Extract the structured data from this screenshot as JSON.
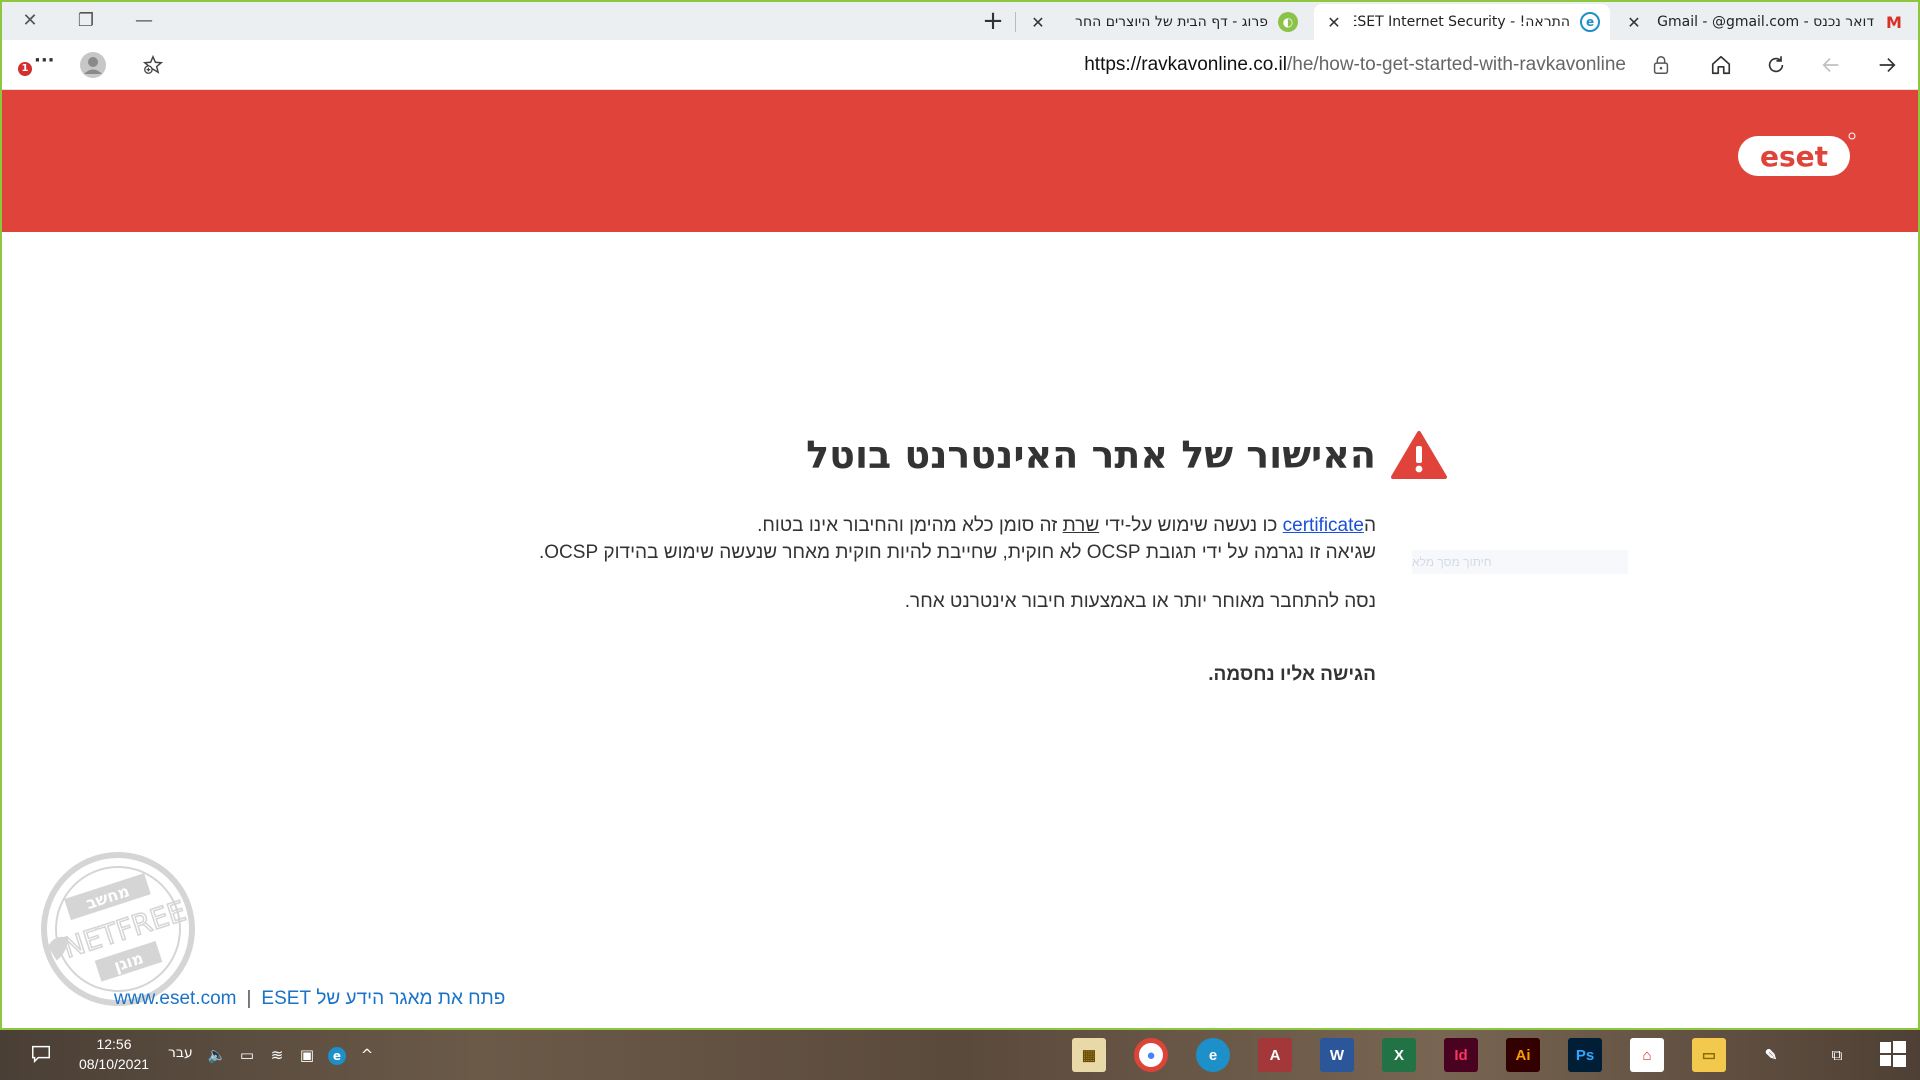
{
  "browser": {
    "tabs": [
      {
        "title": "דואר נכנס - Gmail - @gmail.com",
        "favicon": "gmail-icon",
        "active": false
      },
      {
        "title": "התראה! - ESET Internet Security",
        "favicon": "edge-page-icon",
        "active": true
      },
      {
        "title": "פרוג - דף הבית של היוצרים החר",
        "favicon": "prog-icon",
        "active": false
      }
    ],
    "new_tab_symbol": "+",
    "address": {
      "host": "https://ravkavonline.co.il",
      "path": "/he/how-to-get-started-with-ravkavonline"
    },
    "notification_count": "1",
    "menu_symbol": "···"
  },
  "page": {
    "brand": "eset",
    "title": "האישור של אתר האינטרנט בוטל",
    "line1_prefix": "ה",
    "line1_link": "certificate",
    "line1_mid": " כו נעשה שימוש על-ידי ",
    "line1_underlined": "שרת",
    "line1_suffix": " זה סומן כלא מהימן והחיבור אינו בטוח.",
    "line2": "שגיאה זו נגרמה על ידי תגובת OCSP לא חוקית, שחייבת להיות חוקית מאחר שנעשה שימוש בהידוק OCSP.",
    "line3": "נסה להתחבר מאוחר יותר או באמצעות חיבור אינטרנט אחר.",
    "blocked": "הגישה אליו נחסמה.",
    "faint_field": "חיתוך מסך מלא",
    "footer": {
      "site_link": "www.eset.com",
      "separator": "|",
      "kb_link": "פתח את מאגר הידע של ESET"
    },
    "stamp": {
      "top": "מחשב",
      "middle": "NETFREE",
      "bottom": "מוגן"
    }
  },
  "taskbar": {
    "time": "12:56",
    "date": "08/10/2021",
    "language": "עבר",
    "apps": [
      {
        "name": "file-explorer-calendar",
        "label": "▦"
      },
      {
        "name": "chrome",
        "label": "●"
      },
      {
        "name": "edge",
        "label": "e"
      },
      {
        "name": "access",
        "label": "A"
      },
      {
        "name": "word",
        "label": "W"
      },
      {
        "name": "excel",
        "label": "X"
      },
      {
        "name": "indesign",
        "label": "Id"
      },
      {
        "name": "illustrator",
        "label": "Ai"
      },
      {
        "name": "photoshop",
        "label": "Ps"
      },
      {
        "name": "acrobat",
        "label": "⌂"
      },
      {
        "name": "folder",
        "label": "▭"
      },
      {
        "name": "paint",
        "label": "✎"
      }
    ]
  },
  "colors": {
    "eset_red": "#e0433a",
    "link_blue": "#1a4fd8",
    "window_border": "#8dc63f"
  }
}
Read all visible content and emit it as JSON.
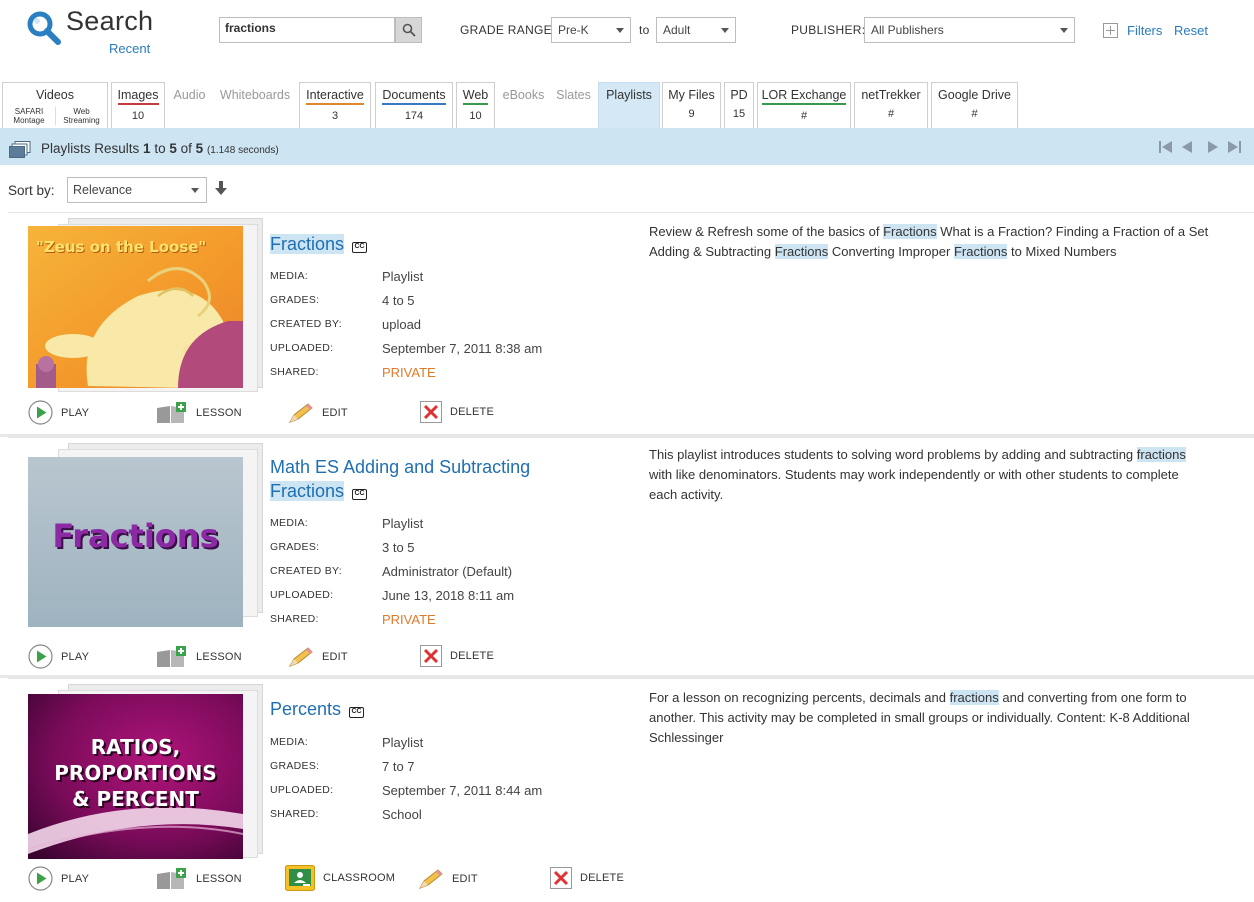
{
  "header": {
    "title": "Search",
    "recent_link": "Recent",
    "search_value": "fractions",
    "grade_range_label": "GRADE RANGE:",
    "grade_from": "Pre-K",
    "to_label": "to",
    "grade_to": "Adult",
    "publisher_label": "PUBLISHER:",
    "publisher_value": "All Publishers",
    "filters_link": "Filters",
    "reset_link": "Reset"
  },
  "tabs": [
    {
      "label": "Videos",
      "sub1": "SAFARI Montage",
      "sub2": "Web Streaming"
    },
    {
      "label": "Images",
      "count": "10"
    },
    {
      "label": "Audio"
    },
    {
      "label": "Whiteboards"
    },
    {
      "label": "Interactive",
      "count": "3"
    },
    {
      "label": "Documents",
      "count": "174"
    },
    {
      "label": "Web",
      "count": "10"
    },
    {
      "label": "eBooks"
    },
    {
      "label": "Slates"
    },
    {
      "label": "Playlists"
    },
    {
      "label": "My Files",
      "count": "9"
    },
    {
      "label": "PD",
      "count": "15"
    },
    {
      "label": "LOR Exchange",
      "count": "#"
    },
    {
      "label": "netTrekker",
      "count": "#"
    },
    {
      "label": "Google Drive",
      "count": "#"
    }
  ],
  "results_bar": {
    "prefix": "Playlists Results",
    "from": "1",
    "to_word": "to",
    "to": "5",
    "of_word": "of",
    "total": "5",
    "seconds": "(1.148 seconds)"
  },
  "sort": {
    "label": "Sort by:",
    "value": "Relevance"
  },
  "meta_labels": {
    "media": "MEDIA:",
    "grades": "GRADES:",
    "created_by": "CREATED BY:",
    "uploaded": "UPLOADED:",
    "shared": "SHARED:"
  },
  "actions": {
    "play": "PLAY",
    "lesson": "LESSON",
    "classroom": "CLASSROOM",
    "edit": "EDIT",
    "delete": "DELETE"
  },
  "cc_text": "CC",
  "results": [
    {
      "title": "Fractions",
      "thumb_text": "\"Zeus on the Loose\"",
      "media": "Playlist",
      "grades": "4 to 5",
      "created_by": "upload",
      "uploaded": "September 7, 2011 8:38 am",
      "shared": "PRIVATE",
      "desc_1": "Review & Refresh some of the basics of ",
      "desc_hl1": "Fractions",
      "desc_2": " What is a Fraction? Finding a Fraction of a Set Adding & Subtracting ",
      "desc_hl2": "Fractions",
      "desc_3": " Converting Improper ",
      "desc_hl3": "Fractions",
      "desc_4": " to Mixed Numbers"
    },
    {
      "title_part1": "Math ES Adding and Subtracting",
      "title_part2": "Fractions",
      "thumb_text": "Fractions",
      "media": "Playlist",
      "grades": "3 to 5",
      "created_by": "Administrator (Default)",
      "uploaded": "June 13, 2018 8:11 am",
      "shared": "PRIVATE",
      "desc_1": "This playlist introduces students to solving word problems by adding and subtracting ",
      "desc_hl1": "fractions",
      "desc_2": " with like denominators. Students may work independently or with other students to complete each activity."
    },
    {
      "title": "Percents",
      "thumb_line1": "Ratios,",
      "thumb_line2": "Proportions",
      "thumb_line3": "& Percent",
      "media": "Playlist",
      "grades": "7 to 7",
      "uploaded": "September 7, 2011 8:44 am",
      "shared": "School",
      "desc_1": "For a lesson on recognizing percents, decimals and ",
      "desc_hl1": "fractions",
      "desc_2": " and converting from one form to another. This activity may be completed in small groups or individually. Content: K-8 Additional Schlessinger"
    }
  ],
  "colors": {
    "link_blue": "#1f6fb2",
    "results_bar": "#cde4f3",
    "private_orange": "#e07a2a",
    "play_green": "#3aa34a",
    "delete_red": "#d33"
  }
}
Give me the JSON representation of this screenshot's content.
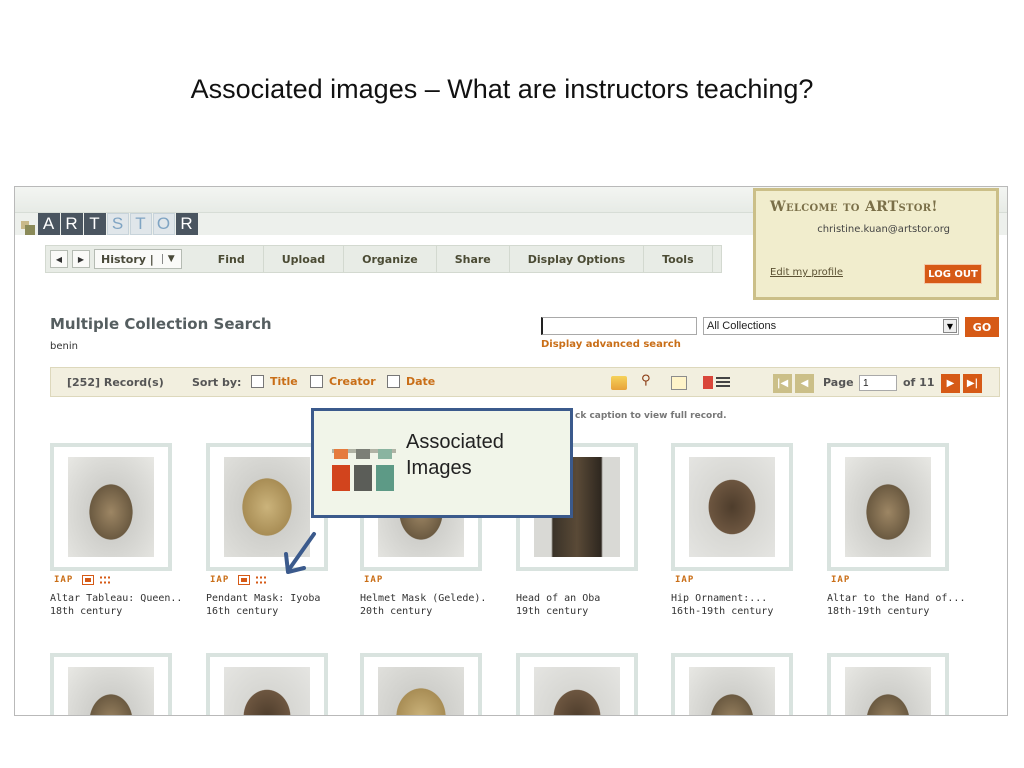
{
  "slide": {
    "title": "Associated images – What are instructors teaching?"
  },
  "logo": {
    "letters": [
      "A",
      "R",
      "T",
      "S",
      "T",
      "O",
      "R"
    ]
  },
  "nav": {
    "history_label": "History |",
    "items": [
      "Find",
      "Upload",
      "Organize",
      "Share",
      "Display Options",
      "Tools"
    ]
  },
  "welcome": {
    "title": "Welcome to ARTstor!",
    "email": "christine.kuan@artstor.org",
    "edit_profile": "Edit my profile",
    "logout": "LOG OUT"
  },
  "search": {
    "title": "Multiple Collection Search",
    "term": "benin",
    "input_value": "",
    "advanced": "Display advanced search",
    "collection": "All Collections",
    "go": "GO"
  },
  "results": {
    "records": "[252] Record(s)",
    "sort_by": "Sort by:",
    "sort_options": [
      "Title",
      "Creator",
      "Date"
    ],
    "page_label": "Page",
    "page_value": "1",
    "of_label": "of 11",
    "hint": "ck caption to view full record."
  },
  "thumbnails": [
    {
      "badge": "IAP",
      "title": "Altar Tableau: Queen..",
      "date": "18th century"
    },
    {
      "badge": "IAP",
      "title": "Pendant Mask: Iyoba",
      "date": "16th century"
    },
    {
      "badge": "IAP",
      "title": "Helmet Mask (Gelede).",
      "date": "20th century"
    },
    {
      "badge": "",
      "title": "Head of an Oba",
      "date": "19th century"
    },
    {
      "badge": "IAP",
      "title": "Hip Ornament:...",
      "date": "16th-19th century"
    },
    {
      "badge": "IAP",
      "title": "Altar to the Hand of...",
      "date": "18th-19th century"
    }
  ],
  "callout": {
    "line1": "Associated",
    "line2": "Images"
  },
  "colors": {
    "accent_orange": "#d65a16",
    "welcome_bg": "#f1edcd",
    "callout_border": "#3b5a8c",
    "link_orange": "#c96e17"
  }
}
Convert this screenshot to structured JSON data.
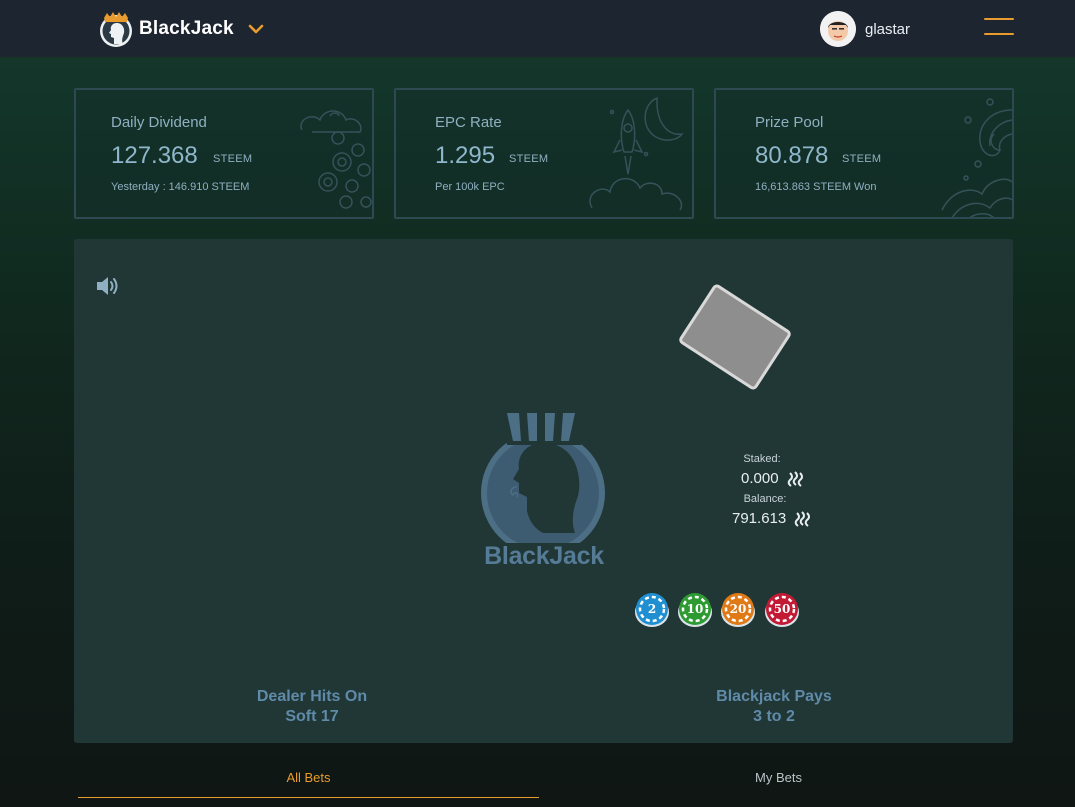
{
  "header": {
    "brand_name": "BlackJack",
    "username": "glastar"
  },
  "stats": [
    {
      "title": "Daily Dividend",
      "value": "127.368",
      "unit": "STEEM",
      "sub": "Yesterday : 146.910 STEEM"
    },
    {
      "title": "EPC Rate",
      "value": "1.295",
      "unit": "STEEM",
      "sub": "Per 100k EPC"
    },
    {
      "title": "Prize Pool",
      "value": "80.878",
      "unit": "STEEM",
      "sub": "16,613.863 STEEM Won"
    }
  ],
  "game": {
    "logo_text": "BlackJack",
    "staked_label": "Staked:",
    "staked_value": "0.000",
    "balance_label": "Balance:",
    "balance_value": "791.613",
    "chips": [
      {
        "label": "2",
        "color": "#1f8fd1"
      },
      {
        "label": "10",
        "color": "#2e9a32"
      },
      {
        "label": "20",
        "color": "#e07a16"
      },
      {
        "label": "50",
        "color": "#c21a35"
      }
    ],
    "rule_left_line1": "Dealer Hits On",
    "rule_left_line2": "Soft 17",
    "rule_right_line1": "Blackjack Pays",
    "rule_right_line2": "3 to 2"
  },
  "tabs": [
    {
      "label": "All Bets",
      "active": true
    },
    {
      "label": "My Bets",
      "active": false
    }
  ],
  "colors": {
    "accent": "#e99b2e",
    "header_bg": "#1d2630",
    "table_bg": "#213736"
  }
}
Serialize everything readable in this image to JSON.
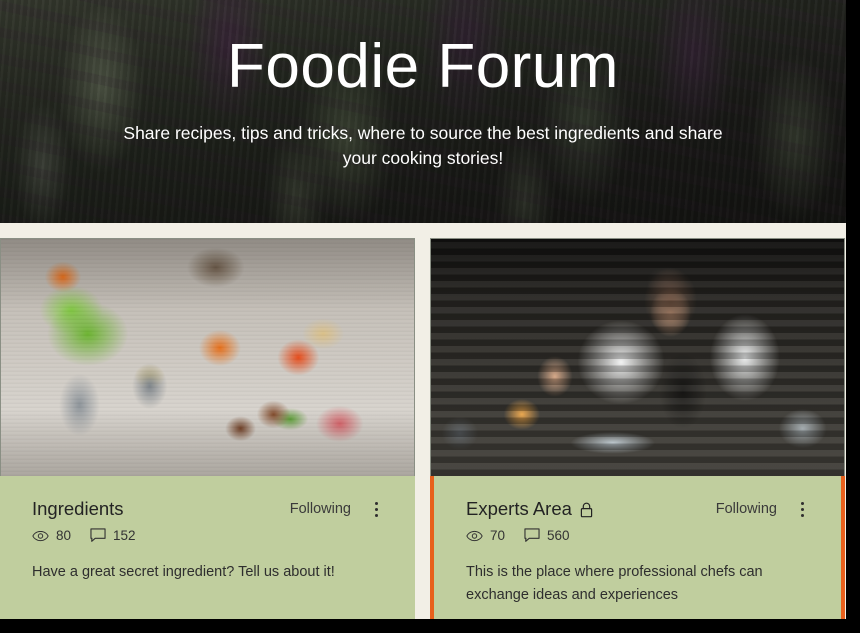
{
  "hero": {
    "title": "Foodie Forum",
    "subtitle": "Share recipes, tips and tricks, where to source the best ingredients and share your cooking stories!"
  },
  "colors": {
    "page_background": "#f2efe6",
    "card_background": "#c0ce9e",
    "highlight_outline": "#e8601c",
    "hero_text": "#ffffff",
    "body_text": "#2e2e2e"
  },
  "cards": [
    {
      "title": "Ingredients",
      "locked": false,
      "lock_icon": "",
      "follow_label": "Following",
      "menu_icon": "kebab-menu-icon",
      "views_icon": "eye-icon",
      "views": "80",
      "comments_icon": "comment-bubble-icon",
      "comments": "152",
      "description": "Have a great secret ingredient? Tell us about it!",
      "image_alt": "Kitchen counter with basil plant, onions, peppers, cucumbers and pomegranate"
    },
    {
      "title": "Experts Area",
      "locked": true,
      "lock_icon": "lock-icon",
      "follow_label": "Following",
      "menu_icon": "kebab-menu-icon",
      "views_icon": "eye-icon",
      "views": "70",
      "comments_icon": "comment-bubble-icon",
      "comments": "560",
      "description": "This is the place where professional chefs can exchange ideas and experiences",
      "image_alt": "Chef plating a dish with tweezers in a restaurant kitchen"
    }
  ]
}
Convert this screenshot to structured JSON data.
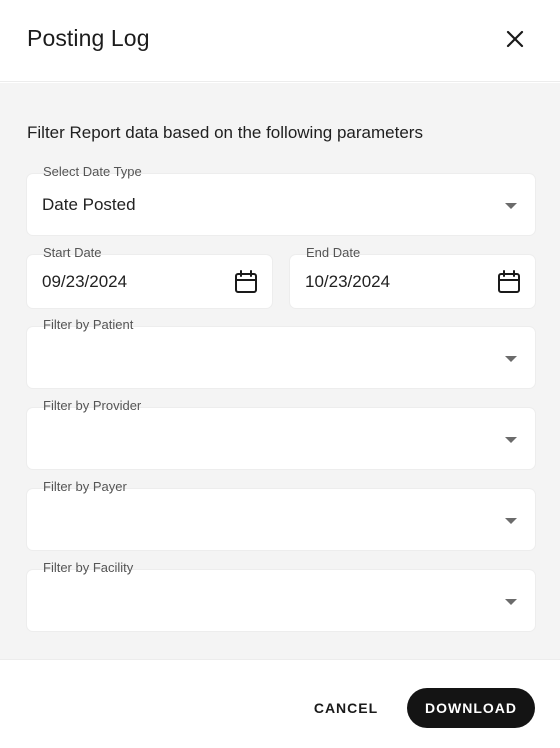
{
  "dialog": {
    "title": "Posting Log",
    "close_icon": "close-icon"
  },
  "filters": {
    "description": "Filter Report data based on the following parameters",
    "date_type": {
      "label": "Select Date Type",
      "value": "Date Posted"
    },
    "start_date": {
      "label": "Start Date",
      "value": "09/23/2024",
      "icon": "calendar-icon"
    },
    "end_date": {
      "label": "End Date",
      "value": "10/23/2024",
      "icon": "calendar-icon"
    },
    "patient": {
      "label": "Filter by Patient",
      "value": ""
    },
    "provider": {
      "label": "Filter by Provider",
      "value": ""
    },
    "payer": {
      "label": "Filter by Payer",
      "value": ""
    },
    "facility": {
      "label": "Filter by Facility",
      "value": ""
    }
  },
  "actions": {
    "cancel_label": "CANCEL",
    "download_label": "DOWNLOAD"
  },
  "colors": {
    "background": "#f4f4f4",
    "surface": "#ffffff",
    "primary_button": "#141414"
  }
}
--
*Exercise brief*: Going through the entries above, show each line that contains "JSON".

*Answer section*:
Extract the structured data from this screenshot as JSON.
Read all visible content and emit it as JSON.
Give me the JSON representation of this screenshot's content.
Convert this screenshot to structured JSON data.
Serialize everything readable in this image to JSON.
Convert this screenshot to structured JSON data.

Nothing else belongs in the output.